If the morning dawns sunny, it’s as if nothing had happened. He’s chatty, ready to fly, to eat even a tiny bit, to share a joke. But if it dawns cloudy and grey, it’s as if the sun had never risen. We stay with him, through the wind and rain.
Sometimes we work to fix the nest. It was theirs, he said, long ago, before he knew of the beavers far off in the box canyon. She’s the one who showed him. She loved flying, and not just the teasing flights most magpies do. But long distances. “I’ll catch the horizon with these wings,” she said often to him. And he often believed it, and laughed as they raced to that distant line.
Once he found a bit of string, a faded bit of orange farmyard twine. He pulled at one end of it, poking out of the dirt at the edge of a field of potatoes, until its full length flew form the ground. She grabbed the other end and off they flew, one tugging at the twine one way to pull the other off course, then switching, Jarrod flying low in the trees and her above, doing their best to dodge the branches.

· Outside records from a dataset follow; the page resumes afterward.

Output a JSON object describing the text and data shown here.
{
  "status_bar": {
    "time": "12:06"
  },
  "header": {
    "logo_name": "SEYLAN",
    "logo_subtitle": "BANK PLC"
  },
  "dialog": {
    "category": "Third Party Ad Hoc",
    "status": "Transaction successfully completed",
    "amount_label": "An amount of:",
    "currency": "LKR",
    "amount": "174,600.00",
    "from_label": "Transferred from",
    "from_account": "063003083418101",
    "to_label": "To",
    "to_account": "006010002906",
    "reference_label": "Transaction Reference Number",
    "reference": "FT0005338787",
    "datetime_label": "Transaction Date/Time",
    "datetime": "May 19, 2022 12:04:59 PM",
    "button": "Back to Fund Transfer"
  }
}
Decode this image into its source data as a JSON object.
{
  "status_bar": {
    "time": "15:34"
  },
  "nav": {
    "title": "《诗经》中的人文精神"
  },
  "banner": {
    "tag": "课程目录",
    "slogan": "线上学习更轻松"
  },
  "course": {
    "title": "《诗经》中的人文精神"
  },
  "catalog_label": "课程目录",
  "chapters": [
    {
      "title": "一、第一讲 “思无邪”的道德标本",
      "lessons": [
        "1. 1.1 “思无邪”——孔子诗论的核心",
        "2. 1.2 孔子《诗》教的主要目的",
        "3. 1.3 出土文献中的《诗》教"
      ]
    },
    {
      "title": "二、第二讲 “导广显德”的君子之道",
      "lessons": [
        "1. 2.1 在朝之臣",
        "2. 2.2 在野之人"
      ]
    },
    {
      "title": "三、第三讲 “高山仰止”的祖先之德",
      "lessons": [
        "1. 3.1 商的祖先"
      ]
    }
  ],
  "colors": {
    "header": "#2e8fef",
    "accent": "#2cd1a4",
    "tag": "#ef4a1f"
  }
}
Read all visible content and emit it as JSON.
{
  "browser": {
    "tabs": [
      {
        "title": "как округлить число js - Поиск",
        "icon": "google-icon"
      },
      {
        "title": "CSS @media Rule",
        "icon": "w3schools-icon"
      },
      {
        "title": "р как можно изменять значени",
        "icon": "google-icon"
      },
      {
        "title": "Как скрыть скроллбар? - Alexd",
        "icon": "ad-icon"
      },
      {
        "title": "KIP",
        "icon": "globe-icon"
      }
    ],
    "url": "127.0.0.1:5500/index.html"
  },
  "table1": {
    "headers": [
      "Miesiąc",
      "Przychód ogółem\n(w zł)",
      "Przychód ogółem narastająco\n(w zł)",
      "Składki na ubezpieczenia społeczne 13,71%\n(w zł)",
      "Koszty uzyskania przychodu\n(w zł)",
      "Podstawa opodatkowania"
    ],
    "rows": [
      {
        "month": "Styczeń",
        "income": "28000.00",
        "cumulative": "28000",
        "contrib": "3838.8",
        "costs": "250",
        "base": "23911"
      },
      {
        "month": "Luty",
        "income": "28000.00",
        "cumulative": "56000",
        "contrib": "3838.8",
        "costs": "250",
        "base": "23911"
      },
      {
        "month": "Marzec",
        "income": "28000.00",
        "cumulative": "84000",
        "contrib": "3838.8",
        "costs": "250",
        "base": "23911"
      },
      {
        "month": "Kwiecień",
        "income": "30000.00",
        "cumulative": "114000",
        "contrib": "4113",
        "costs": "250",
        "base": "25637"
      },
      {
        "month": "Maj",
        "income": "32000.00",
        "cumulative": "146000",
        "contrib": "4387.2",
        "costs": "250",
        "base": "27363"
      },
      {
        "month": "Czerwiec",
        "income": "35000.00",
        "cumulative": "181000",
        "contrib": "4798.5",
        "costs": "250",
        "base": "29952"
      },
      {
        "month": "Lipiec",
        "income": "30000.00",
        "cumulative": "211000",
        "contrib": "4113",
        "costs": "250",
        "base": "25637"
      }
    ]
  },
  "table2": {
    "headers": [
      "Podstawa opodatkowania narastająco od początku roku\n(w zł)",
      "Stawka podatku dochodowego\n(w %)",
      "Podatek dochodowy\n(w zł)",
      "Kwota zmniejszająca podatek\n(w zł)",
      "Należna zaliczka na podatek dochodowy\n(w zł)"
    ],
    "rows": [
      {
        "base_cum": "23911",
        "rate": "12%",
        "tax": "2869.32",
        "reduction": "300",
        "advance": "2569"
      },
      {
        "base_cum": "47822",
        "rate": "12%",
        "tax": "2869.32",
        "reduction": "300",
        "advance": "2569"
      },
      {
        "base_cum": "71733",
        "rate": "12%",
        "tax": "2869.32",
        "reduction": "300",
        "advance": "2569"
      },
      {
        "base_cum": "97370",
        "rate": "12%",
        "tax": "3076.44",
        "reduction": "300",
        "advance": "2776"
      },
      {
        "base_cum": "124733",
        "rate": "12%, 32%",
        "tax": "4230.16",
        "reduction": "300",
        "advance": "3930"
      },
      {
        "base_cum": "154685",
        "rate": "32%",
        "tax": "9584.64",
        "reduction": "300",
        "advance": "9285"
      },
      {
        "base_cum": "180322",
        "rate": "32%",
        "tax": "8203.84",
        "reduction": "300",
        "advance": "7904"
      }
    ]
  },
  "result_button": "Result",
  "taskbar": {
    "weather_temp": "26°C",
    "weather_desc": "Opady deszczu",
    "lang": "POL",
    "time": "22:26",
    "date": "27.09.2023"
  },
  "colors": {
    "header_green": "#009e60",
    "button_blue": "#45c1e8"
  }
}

They laughed and the wood and all creatures in it were younger and happier to hear it.
Then one morning, Jarrod atop the barn, alone.
We flew to him, Chylus and I.
“Where is she? Where is Rebekah?”
He stared off at the sunrise.
The sun rose and reddened the low-hanging clouds.
“She came,” Jarrod said. “She came to claim her, and she left. Oh,” he choked, “oh how she did not want to go. But she had no choice. The Lady came and she had to go. I don’t know why, except that the Lady said it was her time.”
Matter-of-factly. Without empathy or remorse, he said. Just her time to go.
They touched wingtips as she faded into the moonlight, he said. “Her eyes were the stars.”
It was she who put the schemes into Jarrod’s head. To help the family of moles find their lost child. To watch the fledglings while the widowed left to find food. She planted ideas in his head, his Rebekah, and they couldn’t go anywhere in the wood or in the canyon or in the fields and mountains beyond without being hailed as a friend by bird or beast.
Even to the beavers, their grandest idea of all.
Then gone, the beavers and his Rebekah.
And he suffers.
And is mocked for his rare failures, where he does not see that one consequence she would have seen.
He mourns, and is bitter. But still he tries.
It doesn’t matter the tally is mostly in Jarrod’s favor. He’s the one who talked that lazy farm dog into chasing away that pair of feral cats who’d moved in to an old haystack and were taking more than their fair share of young ones and old ones. He’s also the one morose enough to stay up that night of the fierce thunderstorms, when the creek rose suddenly and would have drowned anyone underground had he not sounded the alarm.
“She would have seen,” he says. “She would have seen.”
Often, at sunrise, we see him atop the barn.
We know he is waiting.
He knows she will not return.